-Among the new species, which ones really stand out?
– We analyzed a fossil forest. It is approximately 30 million years old. We analyzed the different types of wood and to our surprise found three new tree species and a new genus. We dedicated one of these species to the beloved botanist Adriana Hoffmann, a wonderful person for whom I have great admiration. I had the pleasure of meeting her during the nineties. This is the first species I believe that is dedicated posthumously to Adriana. We titled the study “Wood from the Pato Raro Fossil Forest”, since we collected the specimens in the town of Pato Raro, within the Patagonia National Park.
-Do these fossils alter our understanding of Patagonian history?
– The fossils help us understand when Patagonia as we know it was formed. We understand the point at which the characteristic organisms of Patagonia came to colonize it. And we’re finding those roots run much deeper than we thought. These discoveries make me feel very passionate and engaged with the work.
-What legacy will these findings leave in the region?

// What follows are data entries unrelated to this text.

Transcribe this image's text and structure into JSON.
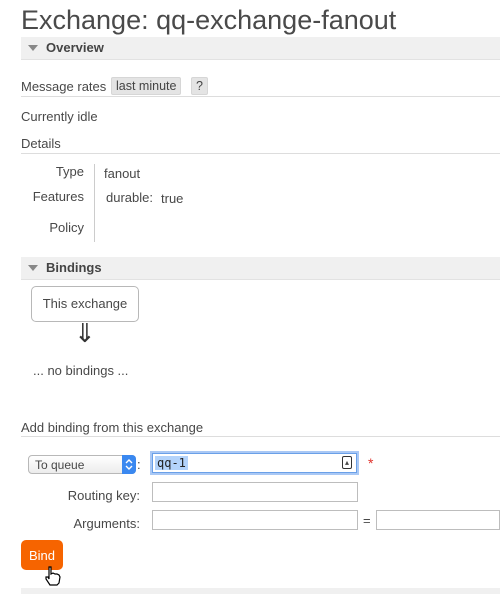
{
  "page": {
    "title": "Exchange: qq-exchange-fanout"
  },
  "overview": {
    "header": "Overview",
    "message_rates_label": "Message rates",
    "rate_period": "last minute",
    "help": "?",
    "status": "Currently idle",
    "details_label": "Details",
    "details": {
      "type_label": "Type",
      "type_value": "fanout",
      "features_label": "Features",
      "durable_label": "durable:",
      "durable_value": "true",
      "policy_label": "Policy",
      "policy_value": ""
    }
  },
  "bindings": {
    "header": "Bindings",
    "source_box": "This exchange",
    "arrow": "⇓",
    "empty_text": "... no bindings ..."
  },
  "add_binding": {
    "title": "Add binding from this exchange",
    "destination_type": "To queue",
    "colon": ":",
    "destination_value": "qq-1",
    "required_marker": "*",
    "routing_key_label": "Routing key:",
    "routing_key_value": "",
    "arguments_label": "Arguments:",
    "argument_key_value": "",
    "equals": "=",
    "argument_value": "",
    "bind_button": "Bind"
  },
  "icons": [
    "triangle-down-icon",
    "updown-arrows-icon",
    "keychain-icon",
    "hand-cursor-icon"
  ]
}
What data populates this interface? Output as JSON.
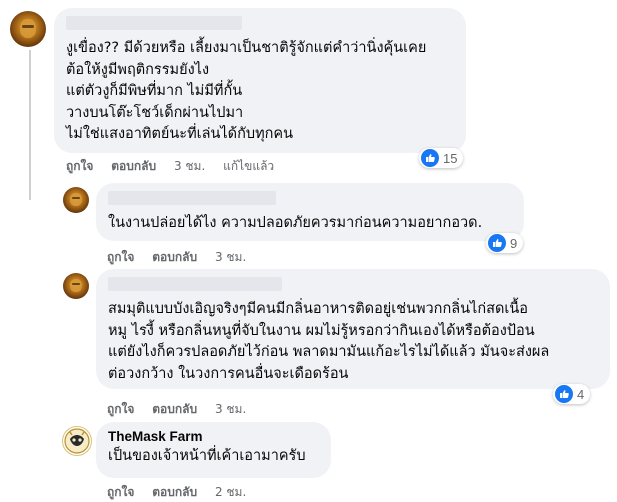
{
  "comments": [
    {
      "lines": [
        "งูเขื่อง?? มีด้วยหรือ เลี้ยงมาเป็นชาติรู้จักแต่คำว่านิ่งคุ้นเคย",
        "ต้อให้งูมีพฤติกรรมยังไง",
        "แต่ตัวงูก็มีพิษที่มาก ไม่มีที่กั้น",
        "วางบนโต๊ะโชว์เด็กผ่านไปมา",
        "ไม่ใช่แสงอาทิตย์นะที่เล่นได้กับทุกคน"
      ],
      "like_label": "ถูกใจ",
      "reply_label": "ตอบกลับ",
      "time": "3 ชม.",
      "edited_label": "แก้ไขแล้ว",
      "reaction_count": "15"
    },
    {
      "lines": [
        "ในงานปล่อยได้ไง ความปลอดภัยควรมาก่อนความอยากอวด."
      ],
      "like_label": "ถูกใจ",
      "reply_label": "ตอบกลับ",
      "time": "3 ชม.",
      "reaction_count": "9"
    },
    {
      "lines": [
        "สมมุติแบบบังเอิญจริงๆมีคนมีกลิ่นอาหารติดอยู่เช่นพวกกลิ่นไก่สดเนื้อ",
        "หมู ไรงี้ หรือกลิ่นหนูที่จับในงาน ผมไม่รู้หรอกว่ากินเองได้หรือต้องป้อน",
        "แต่ยังไงก็ควรปลอดภัยไว้ก่อน พลาดมามันแก้อะไรไม่ได้แล้ว มันจะส่งผล",
        "ต่อวงกว้าง ในวงการคนอื่นจะเดือดร้อน"
      ],
      "like_label": "ถูกใจ",
      "reply_label": "ตอบกลับ",
      "time": "3 ชม.",
      "reaction_count": "4"
    },
    {
      "author": "TheMask Farm",
      "lines": [
        "เป็นของเจ้าหน้าที่เค้าเอามาครับ"
      ],
      "like_label": "ถูกใจ",
      "reply_label": "ตอบกลับ",
      "time": "2 ชม."
    }
  ],
  "colors": {
    "like_blue": "#1877f2",
    "bubble": "#f0f2f5",
    "meta": "#65676b"
  },
  "icons": {
    "reaction": "like-thumb-icon"
  }
}
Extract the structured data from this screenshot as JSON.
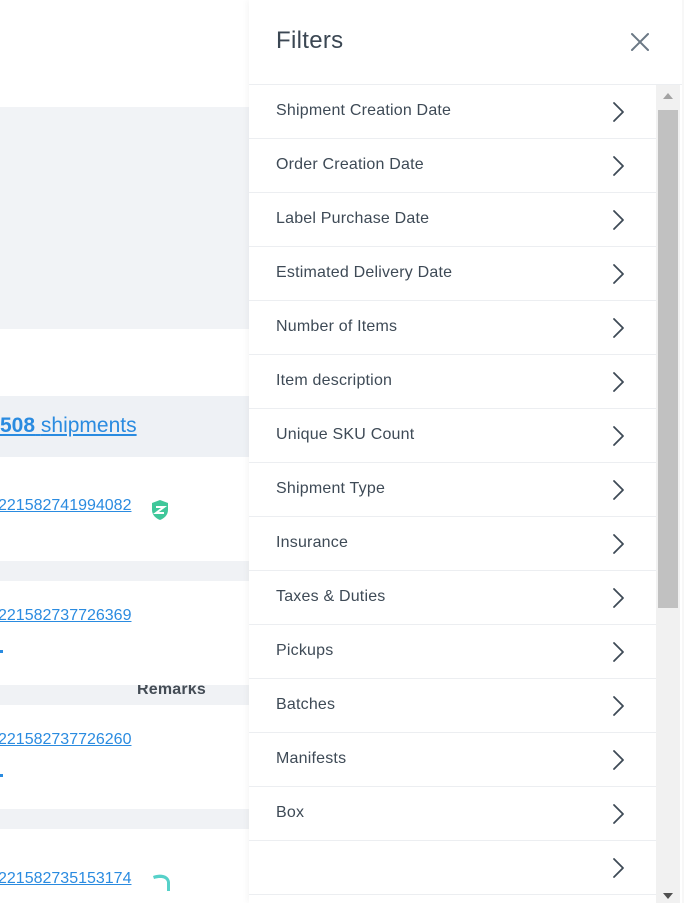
{
  "background": {
    "table_header_remarks": "Remarks",
    "shipments_count_number": "508",
    "shipments_count_label": "shipments",
    "rows": [
      {
        "tracking": "221582741994082",
        "badge": "shield-badge-icon"
      },
      {
        "tracking": "221582737726369",
        "badge": null
      },
      {
        "tracking": "221582737726260",
        "badge": null
      },
      {
        "tracking": "221582735153174",
        "badge": "boomerang-badge-icon"
      }
    ]
  },
  "filters_panel": {
    "title": "Filters",
    "close_icon": "close-icon",
    "items": [
      {
        "label": "Shipment Creation Date"
      },
      {
        "label": "Order Creation Date"
      },
      {
        "label": "Label Purchase Date"
      },
      {
        "label": "Estimated Delivery Date"
      },
      {
        "label": "Number of Items"
      },
      {
        "label": "Item description"
      },
      {
        "label": "Unique SKU Count"
      },
      {
        "label": "Shipment Type"
      },
      {
        "label": "Insurance"
      },
      {
        "label": "Taxes & Duties"
      },
      {
        "label": "Pickups"
      },
      {
        "label": "Batches"
      },
      {
        "label": "Manifests"
      },
      {
        "label": "Box"
      },
      {
        "label": ""
      }
    ]
  },
  "colors": {
    "link": "#2a8be0",
    "text": "#3e4a56",
    "divider": "#eceef1",
    "badge_green": "#3fc79a",
    "badge_teal": "#56d1c9"
  }
}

– The fantastic thing is that we were able to provide the Aysén Regional Museum with a beautiful state-of-the-art geological and paleontological collection, only adding to the treasures they already possessed. There are very few museums in Chile that have such a complete collection of rocks from their local region. We wanted to improve the paleontological collections of our beloved museum. In doing so we have elevated the international reputation of Aysén and Patagonia.
The golden era of Chilean paleontology
Archaeological and paleontological research was historically well established in Patagonia. Never in the history of Chile, however, have there been so many paleontologists working, with so many eyes watching and so much good science being practiced, according to Enrique Bostelmann.
-How significant is Chile´s paleontological research?
– As a country, we are witnessing a golden era of paleontology. There are fantastic things happening from the north to the south of the country. In different localities you have very important deposits. From my work in Magallanes and Aysén I can assure you that the discoveries made in Sierra Baguales and the Río de las Chinas are spectacular.
-How important is paleontology in the culture of a country?
– Paleontologists have many interesting things to teach and share. One of them is to observe our shared planet as a mosaic of things that have changed over time, contributing to discussions about the future, climate change, the current biodiversity crisis and how to deal with the problems of extinction. Also, by establishing how Chile´s native species and their lineages have inhabited our country for millennia, we highlight their importance. We have the ability to observe nature on different time scales. It’s like a super-power, allowing us to travel to other times and different worlds without having to ever really leave our back door.